Classics majors at Princeton University will no longer be required to learn Greek or Latin. The change is part of the school’s attempt to give more students the opportunity to major in the discipline.
The school has also removed the “classics track,” which required intermediate proficiency in Greek or Latin to enter the concentration.
Director of Undergraduate Studies and Professor of Classics Josh Billings clarified that the department would offer the same variety of subjects. Students will still be encouraged to take these languages if relevant to their academic pursuits. However, these changes will provide students with greater freedom in their education.
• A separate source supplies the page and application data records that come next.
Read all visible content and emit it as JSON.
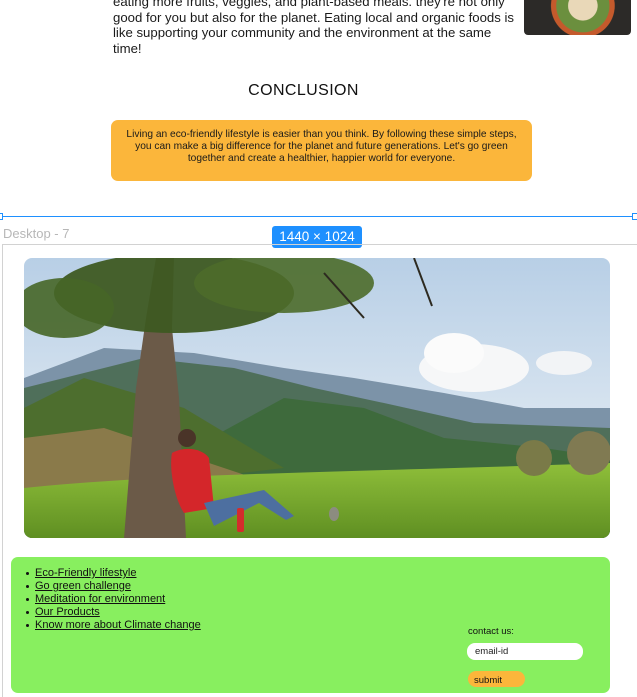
{
  "intro": {
    "lines": [
      "eating more fruits, veggies, and plant-based meals. they're not only",
      "good for you but also for the planet. Eating local and organic foods is",
      "like supporting your community and the environment at the same time!"
    ]
  },
  "conclusion": {
    "title": "CONCLUSION",
    "text": "Living an eco-friendly lifestyle is easier than you think. By following these simple steps, you can make a big difference for the planet and future generations. Let's go green together and create a healthier, happier world for everyone."
  },
  "canvas": {
    "frame_name": "Desktop - 7",
    "frame_size": "1440 × 1024"
  },
  "footer": {
    "links": [
      "Eco-Friendly lifestyle",
      "Go green challenge",
      "Meditation for environment",
      "Our Products",
      "Know more about Climate change"
    ],
    "contact_label": "contact us:",
    "email_placeholder": "email-id",
    "submit_label": "submit"
  },
  "colors": {
    "accent_orange": "#fbb63b",
    "footer_green": "#88ef5f",
    "selection_blue": "#1e90ff"
  }
}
Princeton has also approved changes in its politics and religion department. Politics has added a new track for race and identity, while religion majors can choose between a “traditions” stream and a “themes” stream.
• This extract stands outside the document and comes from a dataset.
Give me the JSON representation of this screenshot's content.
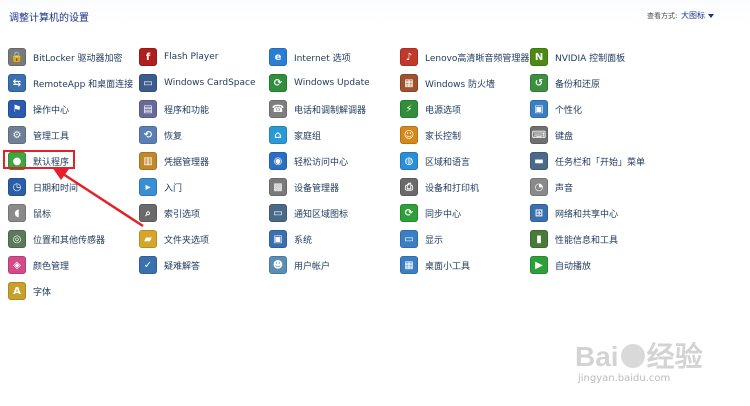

‘Splendid Isolation’ of Greek and Roman Culture
The Classics Department revealed that the decision to remove the languages as a requirement is a part of efforts to enhance inclusiveness and equity in the curriculum.
“Once devoted to the appreciation of Greece and Rome as exemplary cultures (often seen in what was perceived to be their ‘splendid isolation’), classicists now study a broad range of synchronic and diachronic relationships and pay close attention to exclusions,” they explained.
“In terms of synchronic relationships, we investigate, for example, how ideas and forms of expressions circulated between Greece, Egypt, and the Near East; to what extent the Romans and their North African enemies shared the same cultural models; how ancient people related to the natural and built environment; and how the beginnings of literature compare across the world,” they added.
The department will also take into account how Greek and Roman cultures “have been instrumentalized, and have been complicit, in various forms of exclusion, including slavery, segregation, white supremacy, Manifest Destiny, and cultural genocide.”